In a report last year by the American Council on Education, nearly one-quarter of the more than 1,600 college presidents surveyed said they were also unprepared for the rigors of fundraising — whether for academics or athletics.
At Syracuse University, president and chancellor Nancy Cantor is headed to the much smaller Newark, N.J., campus of Rutgers, two years after firing an assistant basketball coach who'd been accused of sex crimes but never charged.
Former University of Colorado president Betsy Hoffman, who left Boulder amid a football recruiting controversy, resurfaced as provost at Iowa State and is now an economics professor. And Martha Saunders, who left the University of Southern Mississippi after an athletics audit found a $1 million shortfall, quietly became provost at the University of West Florida, the school where her academic career began three decades ago as a public relations professor.
"What I miss least is not having any control over my own life," said Saunders, who said she wanted a change after five years in charge at Southern Miss. "College presidents are on the job 24-7, especially in a small town." With public funding declining, presidents must spend more time raising private funds.
Insiders in academia are hesitant to label such transitions as a trend, noting the uniqueness of each situation and varied circumstances of people moving into and out of top college jobs.
"There are many kinds of second acts that we see," said Molly Corbett Broad, a former University of North Carolina system president who now leads the American Council on Education.
But Broad and her colleagues acknowledge that leadership stints now tend to be shorter.
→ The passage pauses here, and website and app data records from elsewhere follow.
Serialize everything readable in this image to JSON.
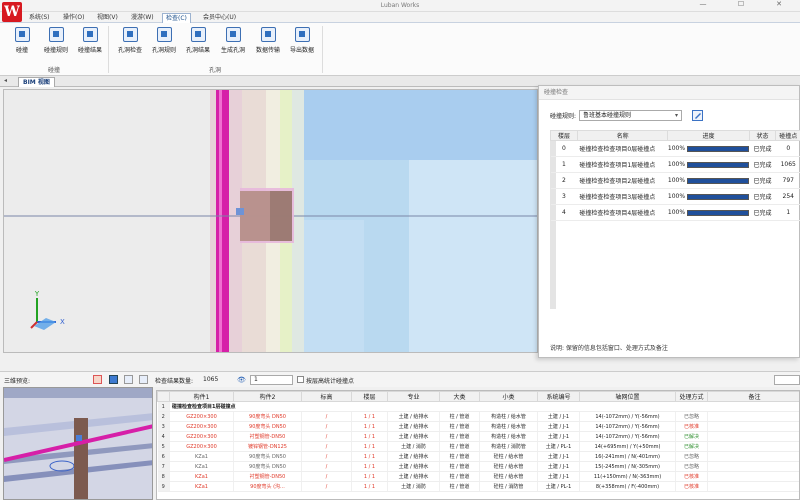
{
  "app": {
    "title": "Luban Works",
    "logo_letter": "W"
  },
  "window_controls": [
    "—",
    "☐",
    "✕"
  ],
  "menu": [
    {
      "label": "系统(S)"
    },
    {
      "label": "操作(O)"
    },
    {
      "label": "视图(V)"
    },
    {
      "label": "漫游(W)"
    },
    {
      "label": "检查(C)",
      "active": true
    },
    {
      "label": "会员中心(U)"
    }
  ],
  "ribbon": {
    "groups": [
      {
        "label": "碰撞",
        "buttons": [
          "碰撞",
          "碰撞规则",
          "碰撞结果"
        ]
      },
      {
        "label": "孔洞",
        "buttons": [
          "孔洞检查",
          "孔洞规则",
          "孔洞结果",
          "生成孔洞",
          "数据传输",
          "导出数据"
        ]
      }
    ]
  },
  "view_tab": {
    "label": "BIM 视图"
  },
  "viewport": {
    "axes": {
      "y": "Y",
      "x": "X",
      "z": "Z"
    }
  },
  "dialog": {
    "title": "碰撞检查",
    "rule_label": "碰撞规则:",
    "rule_value": "鲁班基本碰撞规则",
    "columns": [
      "楼层",
      "名称",
      "进度",
      "状态",
      "碰撞点"
    ],
    "rows": [
      {
        "floor": "0",
        "name": "碰撞检查检查项目0层碰撞点",
        "progress": "100%",
        "progress_value": 1.0,
        "status": "已完成",
        "count": "0"
      },
      {
        "floor": "1",
        "name": "碰撞检查检查项目1层碰撞点",
        "progress": "100%",
        "progress_value": 1.0,
        "status": "已完成",
        "count": "1065"
      },
      {
        "floor": "2",
        "name": "碰撞检查检查项目2层碰撞点",
        "progress": "100%",
        "progress_value": 1.0,
        "status": "已完成",
        "count": "797"
      },
      {
        "floor": "3",
        "name": "碰撞检查检查项目3层碰撞点",
        "progress": "100%",
        "progress_value": 1.0,
        "status": "已完成",
        "count": "254"
      },
      {
        "floor": "4",
        "name": "碰撞检查检查项目4层碰撞点",
        "progress": "100%",
        "progress_value": 1.0,
        "status": "已完成",
        "count": "1"
      }
    ],
    "description": "说明: 保留的信息包括窗口、处理方式及备注"
  },
  "bottom_bar": {
    "preview_label": "三维预览:",
    "result_count_label": "检查结果数量:",
    "result_count": "1065",
    "level_value": "1",
    "level_checkbox_label": "按层高统计碰撞点"
  },
  "results": {
    "columns": [
      "",
      "构件1",
      "构件2",
      "标高",
      "楼层",
      "专业",
      "大类",
      "小类",
      "系统编号",
      "轴网位置",
      "处理方式",
      "备注"
    ],
    "group_row": "碰撞检查检查项目1层碰撞点",
    "rows": [
      {
        "idx": "2",
        "c1": "GZ200×300",
        "c2": "90度弯头 DN50",
        "elev": "/",
        "floor": "1 / 1",
        "major": "土建 / 给排水",
        "big": "柱 / 管道",
        "small": "构造柱 / 给水管",
        "sys": "土建 / J-1",
        "axis": "14(-1072mm) / Y(-56mm)",
        "handle": "已忽略",
        "hclass": "grey",
        "c1class": "red",
        "c2class": "red"
      },
      {
        "idx": "3",
        "c1": "GZ200×300",
        "c2": "90度弯头 DN50",
        "elev": "/",
        "floor": "1 / 1",
        "major": "土建 / 给排水",
        "big": "柱 / 管道",
        "small": "构造柱 / 给水管",
        "sys": "土建 / J-1",
        "axis": "14(-1072mm) / Y(-56mm)",
        "handle": "已核准",
        "hclass": "red",
        "c1class": "red",
        "c2class": "red"
      },
      {
        "idx": "4",
        "c1": "GZ200×300",
        "c2": "衬塑钢管-DN50",
        "elev": "/",
        "floor": "1 / 1",
        "major": "土建 / 给排水",
        "big": "柱 / 管道",
        "small": "构造柱 / 给水管",
        "sys": "土建 / J-1",
        "axis": "14(-1072mm) / Y(-56mm)",
        "handle": "已解决",
        "hclass": "green",
        "c1class": "red",
        "c2class": "red"
      },
      {
        "idx": "5",
        "c1": "GZ200×300",
        "c2": "镀锌钢管-DN125",
        "elev": "/",
        "floor": "1 / 1",
        "major": "土建 / 消防",
        "big": "柱 / 管道",
        "small": "构造柱 / 消防管",
        "sys": "土建 / PL-1",
        "axis": "14(+695mm) / Y(+50mm)",
        "handle": "已解决",
        "hclass": "green",
        "c1class": "red",
        "c2class": "red"
      },
      {
        "idx": "6",
        "c1": "KZa1",
        "c2": "90度弯头 DN50",
        "elev": "/",
        "floor": "1 / 1",
        "major": "土建 / 给排水",
        "big": "柱 / 管道",
        "small": "砼柱 / 给水管",
        "sys": "土建 / J-1",
        "axis": "16(-241mm) / N(-401mm)",
        "handle": "已忽略",
        "hclass": "grey",
        "c1class": "grey",
        "c2class": "grey"
      },
      {
        "idx": "7",
        "c1": "KZa1",
        "c2": "90度弯头 DN50",
        "elev": "/",
        "floor": "1 / 1",
        "major": "土建 / 给排水",
        "big": "柱 / 管道",
        "small": "砼柱 / 给水管",
        "sys": "土建 / J-1",
        "axis": "15(-245mm) / N(-305mm)",
        "handle": "已忽略",
        "hclass": "grey",
        "c1class": "grey",
        "c2class": "grey"
      },
      {
        "idx": "8",
        "c1": "KZa1",
        "c2": "衬塑钢管-DN50",
        "elev": "/",
        "floor": "1 / 1",
        "major": "土建 / 给排水",
        "big": "柱 / 管道",
        "small": "砼柱 / 给水管",
        "sys": "土建 / J-1",
        "axis": "11(+150mm) / N(-363mm)",
        "handle": "已核准",
        "hclass": "red",
        "c1class": "red",
        "c2class": "red"
      },
      {
        "idx": "9",
        "c1": "KZa1",
        "c2": "90度弯头 (沟...",
        "elev": "/",
        "floor": "1 / 1",
        "major": "土建 / 消防",
        "big": "柱 / 管道",
        "small": "砼柱 / 消防管",
        "sys": "土建 / PL-1",
        "axis": "8(+358mm) / F(-400mm)",
        "handle": "已核准",
        "hclass": "red",
        "c1class": "red",
        "c2class": "red"
      }
    ]
  },
  "colors": {
    "accent": "#1f4f9b",
    "pipe": "#d61fa8",
    "brand": "#d71920"
  }
}
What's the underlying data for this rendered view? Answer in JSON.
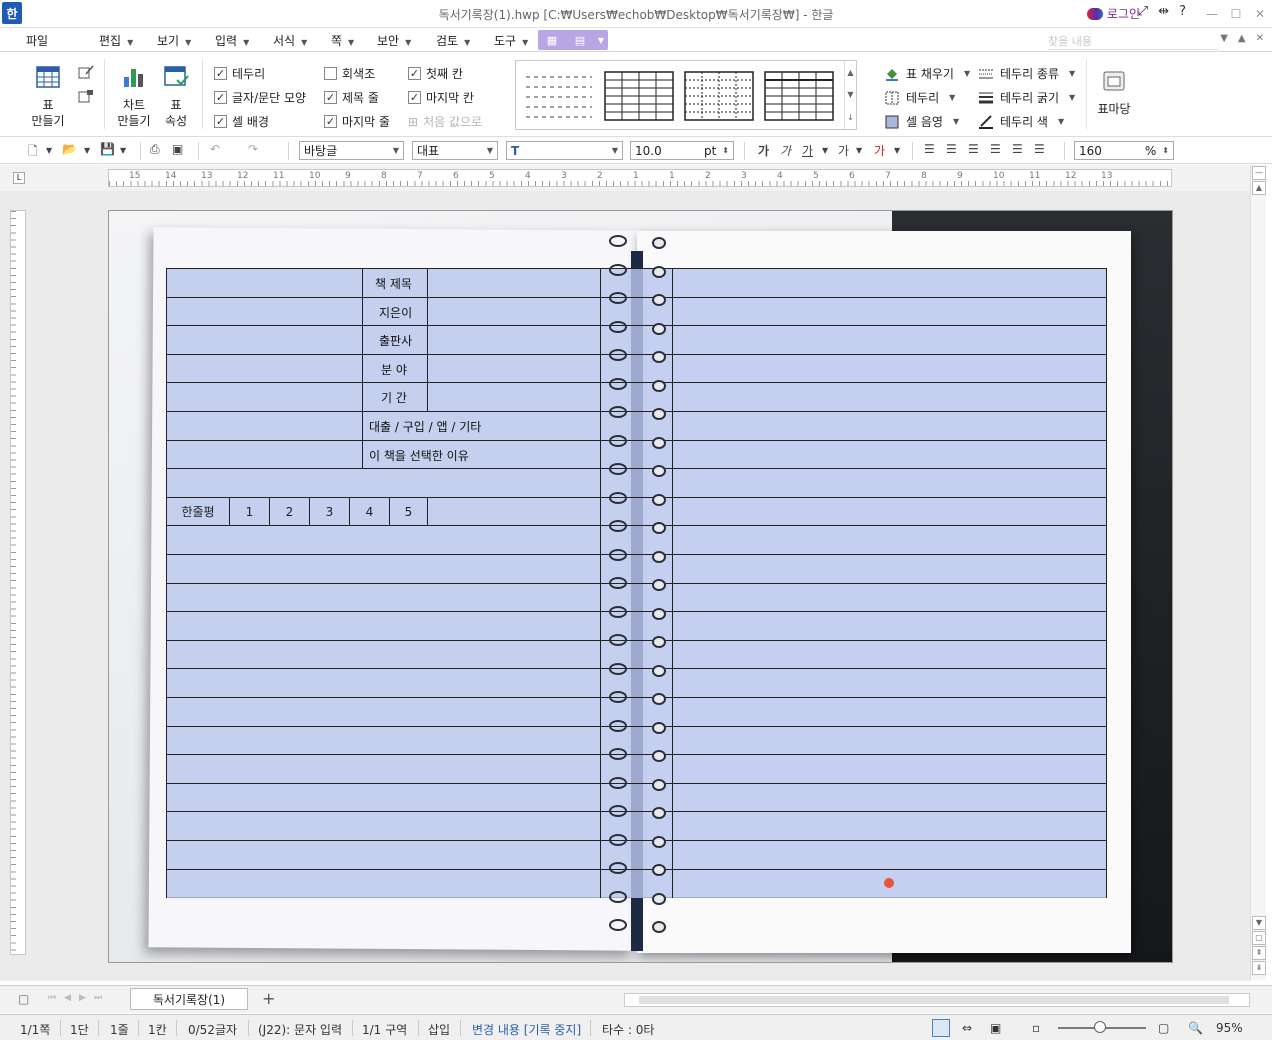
{
  "window": {
    "app_logo": "한",
    "title": "독서기록장(1).hwp [C:₩Users₩echob₩Desktop₩독서기록장₩] - 한글",
    "login": "로그인",
    "help": "?"
  },
  "menu": {
    "items": [
      "파일",
      "편집",
      "보기",
      "입력",
      "서식",
      "쪽",
      "보안",
      "검토",
      "도구"
    ],
    "search_placeholder": "찾을 내용"
  },
  "ribbon": {
    "table_make": [
      "표",
      "만들기"
    ],
    "chart_make": [
      "차트",
      "만들기"
    ],
    "table_props": [
      "표",
      "속성"
    ],
    "checks": [
      {
        "label": "테두리",
        "checked": true
      },
      {
        "label": "글자/문단 모양",
        "checked": true
      },
      {
        "label": "셀 배경",
        "checked": true
      },
      {
        "label": "회색조",
        "checked": false
      },
      {
        "label": "제목 줄",
        "checked": true
      },
      {
        "label": "마지막 줄",
        "checked": true
      },
      {
        "label": "첫째 칸",
        "checked": true
      },
      {
        "label": "마지막 칸",
        "checked": true
      },
      {
        "label": "처음 값으로",
        "checked": false,
        "disabled": true
      }
    ],
    "fill": "표 채우기",
    "border": "테두리",
    "cell_shade": "셀 음영",
    "border_type": "테두리 종류",
    "border_width": "테두리 굵기",
    "border_color": "테두리 색",
    "table_bookmark": "표마당"
  },
  "toolbar": {
    "style": "바탕글",
    "font_lang": "대표",
    "font_name": "",
    "font_size": "10.0",
    "font_unit": "pt",
    "format_buttons": [
      "가",
      "가",
      "가",
      "가",
      "가"
    ],
    "line_spacing": "160",
    "line_spacing_unit": "%"
  },
  "ruler": {
    "numbers": [
      "15",
      "14",
      "13",
      "12",
      "11",
      "10",
      "9",
      "8",
      "7",
      "6",
      "5",
      "4",
      "3",
      "2",
      "1",
      "1",
      "2",
      "3",
      "4",
      "5",
      "6",
      "7",
      "8",
      "9",
      "10",
      "11",
      "12",
      "13"
    ]
  },
  "document": {
    "labels": {
      "title": "책 제목",
      "author": "지은이",
      "publisher": "출판사",
      "genre": "분 야",
      "period": "기 간",
      "source": "대출 / 구입 / 앱 / 기타",
      "reason": "이 책을 선택한 이유",
      "review": "한줄평"
    },
    "ratings": [
      "1",
      "2",
      "3",
      "4",
      "5"
    ]
  },
  "tabs": {
    "doc_tab": "독서기록장(1)",
    "add": "+"
  },
  "status": {
    "page": "1/1쪽",
    "section_col": "1단",
    "line": "1줄",
    "col": "1칸",
    "chars": "0/52글자",
    "cell_mode": "(J22): 문자 입력",
    "zone": "1/1 구역",
    "insert": "삽입",
    "track": "변경 내용 [기록 중지]",
    "typing": "타수 : 0타",
    "zoom": "95%"
  },
  "colors": {
    "accent": "#1e5bb5",
    "table_fill": "#bac6ec",
    "mode_button": "#b7a6e3",
    "marker_dot": "#e8553d"
  }
}
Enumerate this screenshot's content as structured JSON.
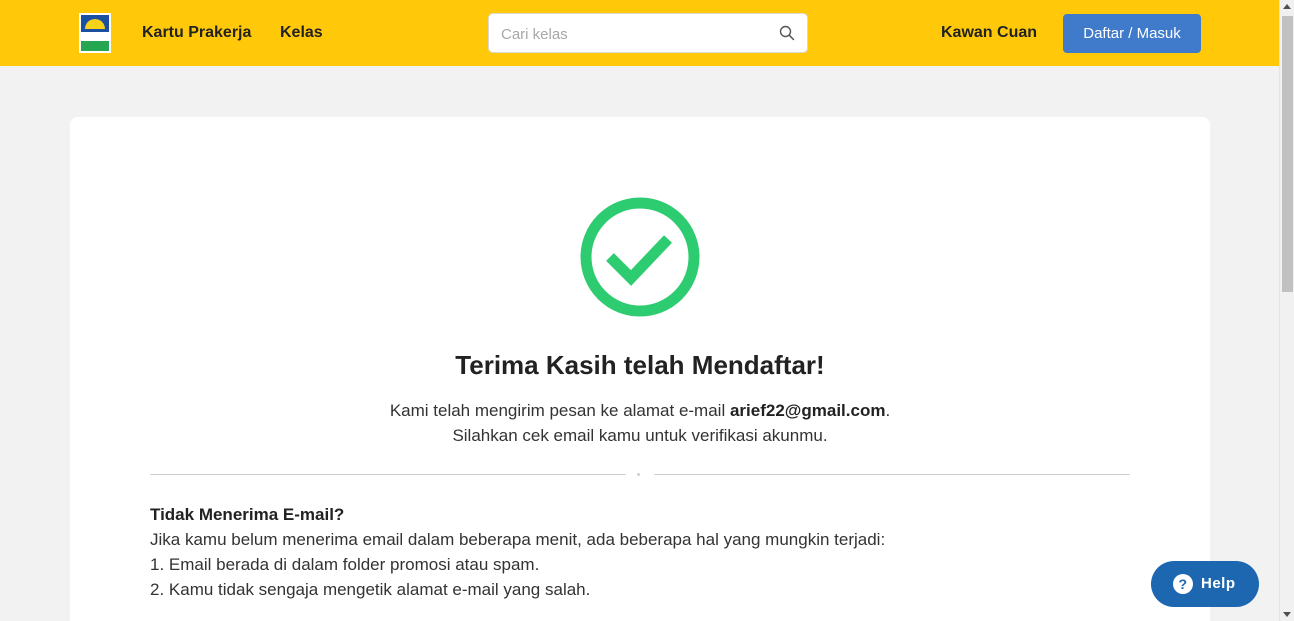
{
  "header": {
    "logo_alt": "SIAP KERJA",
    "nav": {
      "kartu_prakerja": "Kartu Prakerja",
      "kelas": "Kelas",
      "kawan_cuan": "Kawan Cuan"
    },
    "search": {
      "placeholder": "Cari kelas",
      "value": ""
    },
    "login_label": "Daftar / Masuk"
  },
  "main": {
    "title": "Terima Kasih telah Mendaftar!",
    "message_prefix": "Kami telah mengirim pesan ke alamat e-mail ",
    "email": "arief22@gmail.com",
    "message_suffix": ".",
    "message_line2": "Silahkan cek email kamu untuk verifikasi akunmu.",
    "info": {
      "title": "Tidak Menerima E-mail?",
      "intro": "Jika kamu belum menerima email dalam beberapa menit, ada beberapa hal yang mungkin terjadi:",
      "items": [
        "1. Email berada di dalam folder promosi atau spam.",
        "2. Kamu tidak sengaja mengetik alamat e-mail yang salah."
      ]
    }
  },
  "help": {
    "label": "Help",
    "icon": "question-icon"
  },
  "colors": {
    "header_bg": "#ffc90a",
    "primary_button": "#3f7acb",
    "success_green": "#2ecc71",
    "help_button": "#1d67b0"
  }
}
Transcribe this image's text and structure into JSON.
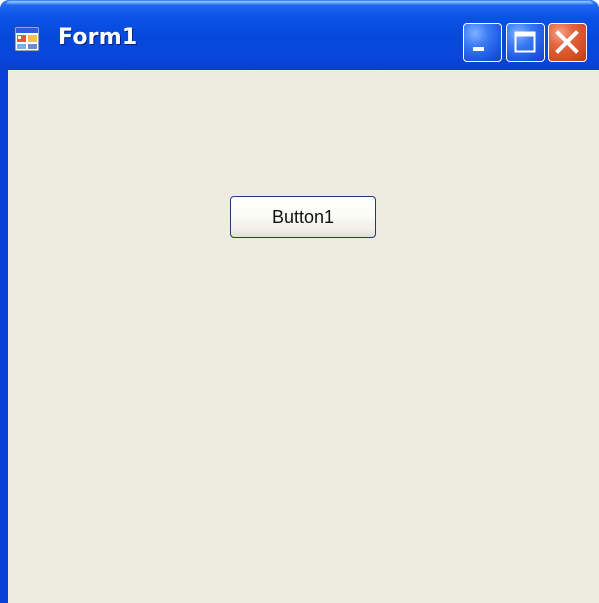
{
  "window": {
    "title": "Form1",
    "icon": "winforms-form-icon",
    "controls": [
      "minimize-icon",
      "maximize-icon",
      "close-icon"
    ]
  },
  "form": {
    "button1_label": "Button1"
  },
  "colors": {
    "titlebar": "#0a52e6",
    "client_background": "#eeebe1",
    "close_button": "#e6623d",
    "caption_button": "#3a7af5",
    "button_border": "#1e3d73"
  }
}
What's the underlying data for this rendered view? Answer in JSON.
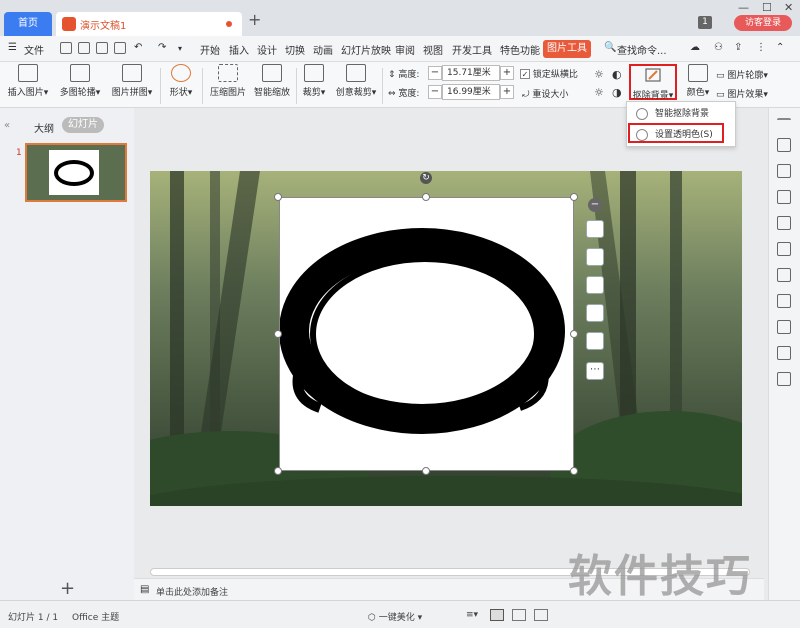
{
  "titlebar": {
    "home_tab": "首页",
    "doc_tab": "演示文稿1",
    "new_tab": "+",
    "badge": "1",
    "login": "访客登录"
  },
  "menubar": {
    "file": "文件",
    "items": [
      "开始",
      "插入",
      "设计",
      "切换",
      "动画",
      "幻灯片放映",
      "审阅",
      "视图",
      "开发工具",
      "特色功能"
    ],
    "picture_tools": "图片工具",
    "search": "查找命令..."
  },
  "ribbon": {
    "insert_picture": "插入图片",
    "multi_outline": "多图轮播",
    "picture_collage": "图片拼图",
    "shape": "形状",
    "compress": "压缩图片",
    "smart_zoom": "智能缩放",
    "crop": "裁剪",
    "creative_crop": "创意裁剪",
    "height_label": "高度:",
    "height_value": "15.71厘米",
    "width_label": "宽度:",
    "width_value": "16.99厘米",
    "lock_ratio": "锁定纵横比",
    "reset_size": "重设大小",
    "remove_bg": "抠除背景",
    "color": "颜色",
    "picture_outline": "图片轮廓",
    "picture_effect": "图片效果"
  },
  "dropdown": {
    "smart_remove": "智能抠除背景",
    "set_transparent": "设置透明色(S)"
  },
  "leftpanel": {
    "outline_tab": "大纲",
    "slides_tab": "幻灯片",
    "slide_number": "1",
    "add": "+"
  },
  "notes": {
    "placeholder": "单击此处添加备注"
  },
  "statusbar": {
    "slide_info": "幻灯片 1 / 1",
    "theme": "Office 主题",
    "beautify": "一键美化"
  },
  "watermark": "软件技巧"
}
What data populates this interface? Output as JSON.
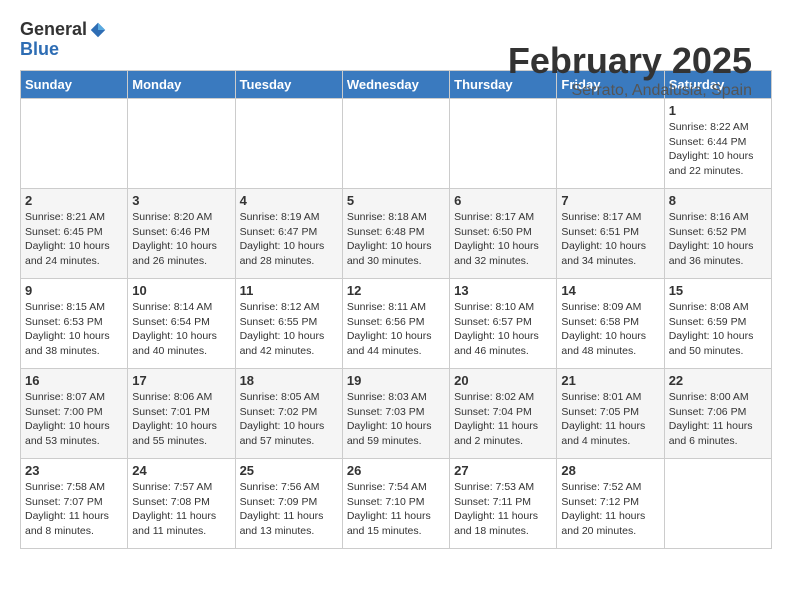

The average stay is seven years, down from 8.5 six years ago, according to the latest data.
Recent research by The Council of Independent Colleges, an association of 640 small and mid-sized schools, similarly found a growing hesitation among other academics to move up into the top jobs.